## Exercise prompt
An exact copy of every entry is required, minus the pictures.

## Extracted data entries
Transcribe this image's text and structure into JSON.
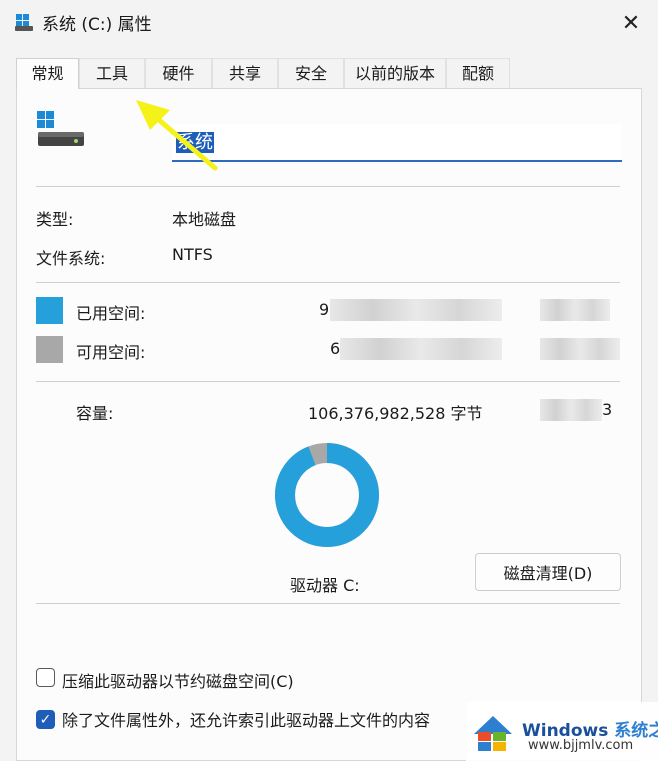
{
  "window": {
    "title": "系统 (C:) 属性",
    "close_label": "✕"
  },
  "tabs": [
    {
      "label": "常规",
      "active": true
    },
    {
      "label": "工具"
    },
    {
      "label": "硬件"
    },
    {
      "label": "共享"
    },
    {
      "label": "安全"
    },
    {
      "label": "以前的版本"
    },
    {
      "label": "配额"
    }
  ],
  "volume": {
    "name_value": "系统"
  },
  "info": {
    "type_label": "类型:",
    "type_value": "本地磁盘",
    "fs_label": "文件系统:",
    "fs_value": "NTFS"
  },
  "space": {
    "used_label": "已用空间:",
    "used_bytes_visible": "9",
    "free_label": "可用空间:",
    "free_bytes_visible": "6",
    "capacity_label": "容量:",
    "capacity_bytes": "106,376,982,528 字节",
    "capacity_gb_visible": "3",
    "used_color": "#26a0da",
    "free_color": "#a8a8a8",
    "used_fraction": 0.94
  },
  "drive": {
    "label": "驱动器 C:",
    "cleanup_button": "磁盘清理(D)"
  },
  "options": {
    "compress_label": "压缩此驱动器以节约磁盘空间(C)",
    "compress_checked": false,
    "index_label": "除了文件属性外，还允许索引此驱动器上文件的内容",
    "index_checked": true
  },
  "watermark": {
    "title_a": "Windows",
    "title_b": " 系统之家",
    "url": "www.bjjmlv.com"
  },
  "colors": {
    "accent": "#1e5db8",
    "arrow": "#f5f21a"
  }
}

## Problem solution
Transcribe this image's text and structure into JSON.
{
  "window": {
    "title": "系统 (C:) 属性",
    "close_label": "✕"
  },
  "tabs": [
    {
      "label": "常规",
      "active": true
    },
    {
      "label": "工具"
    },
    {
      "label": "硬件"
    },
    {
      "label": "共享"
    },
    {
      "label": "安全"
    },
    {
      "label": "以前的版本"
    },
    {
      "label": "配额"
    }
  ],
  "volume": {
    "name_value": "系统"
  },
  "info": {
    "type_label": "类型:",
    "type_value": "本地磁盘",
    "fs_label": "文件系统:",
    "fs_value": "NTFS"
  },
  "space": {
    "used_label": "已用空间:",
    "used_bytes_visible": "9",
    "free_label": "可用空间:",
    "free_bytes_visible": "6",
    "capacity_label": "容量:",
    "capacity_bytes": "106,376,982,528 字节",
    "capacity_gb_visible": "3",
    "used_color": "#26a0da",
    "free_color": "#a8a8a8",
    "used_fraction": 0.94
  },
  "drive": {
    "label": "驱动器 C:",
    "cleanup_button": "磁盘清理(D)"
  },
  "options": {
    "compress_label": "压缩此驱动器以节约磁盘空间(C)",
    "compress_checked": false,
    "index_label": "除了文件属性外，还允许索引此驱动器上文件的内容",
    "index_checked": true
  },
  "watermark": {
    "title_a": "Windows",
    "title_b": " 系统之家",
    "url": "www.bjjmlv.com"
  },
  "colors": {
    "accent": "#1e5db8",
    "arrow": "#f5f21a"
  }
}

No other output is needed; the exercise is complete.